“…and the swords must be found and held by their bearers lest the darkness find a way into the heart of man. Ask the waters to grant guidance and tell the ancient Keeper of Light that it is time to join battle for the next age.”
Rhea Marchant heads north to the wild and beautiful landscapes of the Yorkshire Dales where she is plunged into an adventure that will span the worlds. The earth beneath her feet reveals its hidden life as she and her companions are guided by the ancient Keeper of Light in search of artefacts of arcane power. With the aid of the Old Ones and the merry immortal Heilyn, the company seek the elemental weapons that will help restore hope to an unbalanced world at the dawn of a new era.
Extracts of Amazon reviews of first edition:
“…a beautifully magical story… An inspired piece of writing that keeps your attention until the very last page.”
“Robed in rainbows, like moonlight on water, FAB. I didn’t so much read this book as eat my way through it…“
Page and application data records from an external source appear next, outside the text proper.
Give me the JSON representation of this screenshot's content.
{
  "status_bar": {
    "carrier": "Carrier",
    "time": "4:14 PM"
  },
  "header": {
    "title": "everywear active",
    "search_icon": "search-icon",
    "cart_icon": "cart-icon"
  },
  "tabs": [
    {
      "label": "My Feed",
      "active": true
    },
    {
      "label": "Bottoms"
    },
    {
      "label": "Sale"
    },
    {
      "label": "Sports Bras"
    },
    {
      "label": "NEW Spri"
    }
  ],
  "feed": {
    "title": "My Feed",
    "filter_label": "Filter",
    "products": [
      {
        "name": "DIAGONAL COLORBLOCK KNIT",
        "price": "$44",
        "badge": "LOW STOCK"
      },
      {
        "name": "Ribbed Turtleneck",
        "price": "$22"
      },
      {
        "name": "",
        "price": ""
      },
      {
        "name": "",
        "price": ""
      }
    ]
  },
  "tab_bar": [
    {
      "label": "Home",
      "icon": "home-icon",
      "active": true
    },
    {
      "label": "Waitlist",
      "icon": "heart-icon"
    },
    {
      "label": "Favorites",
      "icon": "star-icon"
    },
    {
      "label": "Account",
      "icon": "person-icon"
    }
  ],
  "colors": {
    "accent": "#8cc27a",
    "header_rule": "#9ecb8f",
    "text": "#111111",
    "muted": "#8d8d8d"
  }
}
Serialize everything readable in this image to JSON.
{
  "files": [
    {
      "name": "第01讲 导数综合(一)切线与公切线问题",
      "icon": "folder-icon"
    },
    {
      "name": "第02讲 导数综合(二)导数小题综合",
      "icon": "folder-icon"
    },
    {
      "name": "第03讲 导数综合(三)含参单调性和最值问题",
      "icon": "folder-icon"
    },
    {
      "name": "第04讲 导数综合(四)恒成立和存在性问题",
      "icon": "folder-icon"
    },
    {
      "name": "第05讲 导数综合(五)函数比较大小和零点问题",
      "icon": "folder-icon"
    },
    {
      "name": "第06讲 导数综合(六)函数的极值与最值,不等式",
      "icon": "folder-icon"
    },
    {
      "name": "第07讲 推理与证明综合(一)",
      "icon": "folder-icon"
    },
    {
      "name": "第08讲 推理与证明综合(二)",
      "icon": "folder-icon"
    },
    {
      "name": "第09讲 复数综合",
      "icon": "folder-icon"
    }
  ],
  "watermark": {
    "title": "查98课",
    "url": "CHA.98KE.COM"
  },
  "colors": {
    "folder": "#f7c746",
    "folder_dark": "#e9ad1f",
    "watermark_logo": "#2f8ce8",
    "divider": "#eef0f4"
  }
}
“A beautiful, gentle, magical read. I absolutely loved the way the author portrays Merlin! Definitely a re-reader …”